Canola Gold in the Heartland

Canola Gold in the Heartland
By: Arnold Wyrick
Carbondale, IL - Take a drive down Pleasant Hill Road, South of Carbondale, and just as you approach the SIU farms, you'll be greeted with a field full of gold. Not the shiny kind jewelry is made out of, but the plant kind. The plant growing in those fields is canola.
Canola was originally developed in Canada and the Northern tier states of the U.S. as a summer crop. We Americans import three times more canola oil than is grown in this country.
But that's about to change according to SIU's Associate Professor of Plant and Soil Michael Schmidt. Doctor Schmidt sees fields of gold where farmers currently plant winter wheat.
"I think a lot of the wheat acreage we could double the acreage of winter crops in the region. This has the potential of being a $500,000,000 crop. I think that's a real possibility in the Southern Illinois region," Doctor Schmidt said.
There are many benefits to local farmers beyond more yield potential on their acreage.
"Canola is much like winter wheat, it takes the same equipment to plant it, the same equipment to harvest it. But it does have a higher nitrogen need. But the net return could be considerably more then winter wheat," says SIU Graduate Student Jarrett Nehring.
Plus the SIU strain of Canola is much more hardy then strains grown here back in the late 1980's.
"The problem at that time was it was being pushed with varieties that we're previously developed in Europe. And they did not have the winter hardiness that is required for this region," Doctor Schmidt said.
Many say canola oil is healthier than all other oils. It can also be made into fuel. But it's benefits don't stop there.

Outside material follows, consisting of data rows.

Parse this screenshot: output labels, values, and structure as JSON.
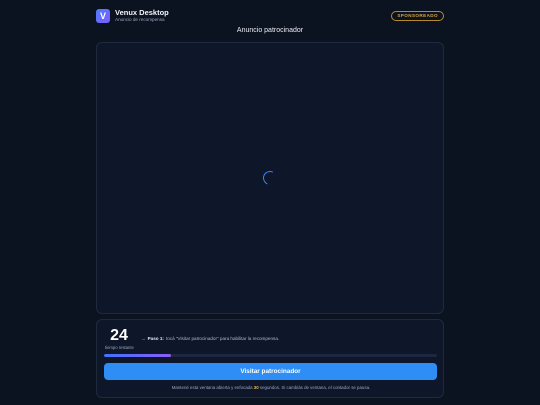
{
  "header": {
    "logo_letter": "V",
    "title": "Venux Desktop",
    "subtitle": "Anuncio de recompensa",
    "badge": "SPONSOREADO"
  },
  "ad": {
    "title": "Anuncio patrocinador",
    "loading_icon": "spinner-icon"
  },
  "reward": {
    "seconds_left": "24",
    "seconds_label": "tiempo restante",
    "step_arrow": "→",
    "step_label": "Paso 1:",
    "step_text": "tocá \"Visitar patrocinador\" para habilitar la recompensa.",
    "progress_percent": 20,
    "button_label": "Visitar patrocinador",
    "note_before": "Mantené esta ventana abierta y enfocada",
    "note_highlight": "30",
    "note_after": "segundos. Si cambiás de ventana, el contador se pausa."
  },
  "colors": {
    "background": "#0b1220",
    "accent": "#2f8df6",
    "badge": "#d9a640",
    "highlight": "#f5b942"
  }
}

"There's higher yields coming off the soybeans planted behind canola, then those planted behind wheat. So it may have some benefits that way too," Schmidt said.